Page and application data records
■ ■ ■ ■ ■ ■ ■

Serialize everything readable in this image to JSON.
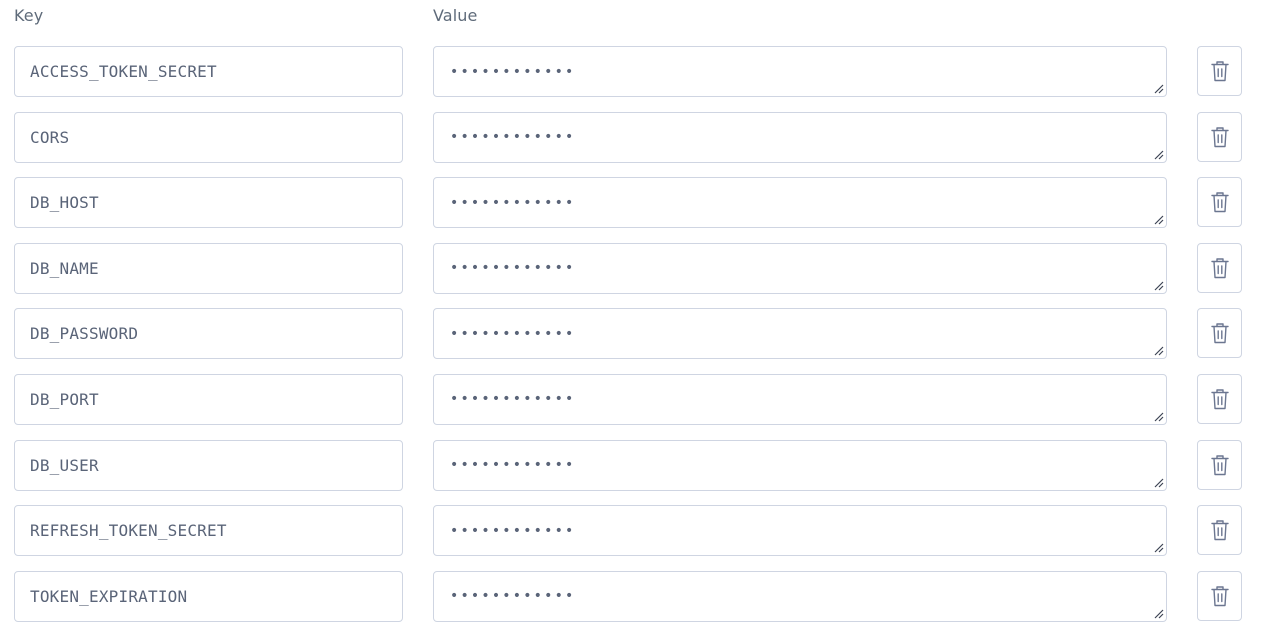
{
  "headers": {
    "key": "Key",
    "value": "Value"
  },
  "env_vars": [
    {
      "key": "ACCESS_TOKEN_SECRET",
      "value": "••••••••••••"
    },
    {
      "key": "CORS",
      "value": "••••••••••••"
    },
    {
      "key": "DB_HOST",
      "value": "••••••••••••"
    },
    {
      "key": "DB_NAME",
      "value": "••••••••••••"
    },
    {
      "key": "DB_PASSWORD",
      "value": "••••••••••••"
    },
    {
      "key": "DB_PORT",
      "value": "••••••••••••"
    },
    {
      "key": "DB_USER",
      "value": "••••••••••••"
    },
    {
      "key": "REFRESH_TOKEN_SECRET",
      "value": "••••••••••••"
    },
    {
      "key": "TOKEN_EXPIRATION",
      "value": "••••••••••••"
    }
  ],
  "icons": {
    "delete": "trash-icon",
    "grip": "resize-grip-icon"
  },
  "colors": {
    "border": "#cfd5e2",
    "text": "#5a6478",
    "icon": "#6b7690"
  }
}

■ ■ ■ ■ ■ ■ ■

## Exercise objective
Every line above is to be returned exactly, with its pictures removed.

## Task answer
Serialize everything readable in this image to JSON.
{
  "headers": {
    "key": "Key",
    "value": "Value"
  },
  "env_vars": [
    {
      "key": "ACCESS_TOKEN_SECRET",
      "value": "••••••••••••"
    },
    {
      "key": "CORS",
      "value": "••••••••••••"
    },
    {
      "key": "DB_HOST",
      "value": "••••••••••••"
    },
    {
      "key": "DB_NAME",
      "value": "••••••••••••"
    },
    {
      "key": "DB_PASSWORD",
      "value": "••••••••••••"
    },
    {
      "key": "DB_PORT",
      "value": "••••••••••••"
    },
    {
      "key": "DB_USER",
      "value": "••••••••••••"
    },
    {
      "key": "REFRESH_TOKEN_SECRET",
      "value": "••••••••••••"
    },
    {
      "key": "TOKEN_EXPIRATION",
      "value": "••••••••••••"
    }
  ],
  "icons": {
    "delete": "trash-icon",
    "grip": "resize-grip-icon"
  },
  "colors": {
    "border": "#cfd5e2",
    "text": "#5a6478",
    "icon": "#6b7690"
  }
}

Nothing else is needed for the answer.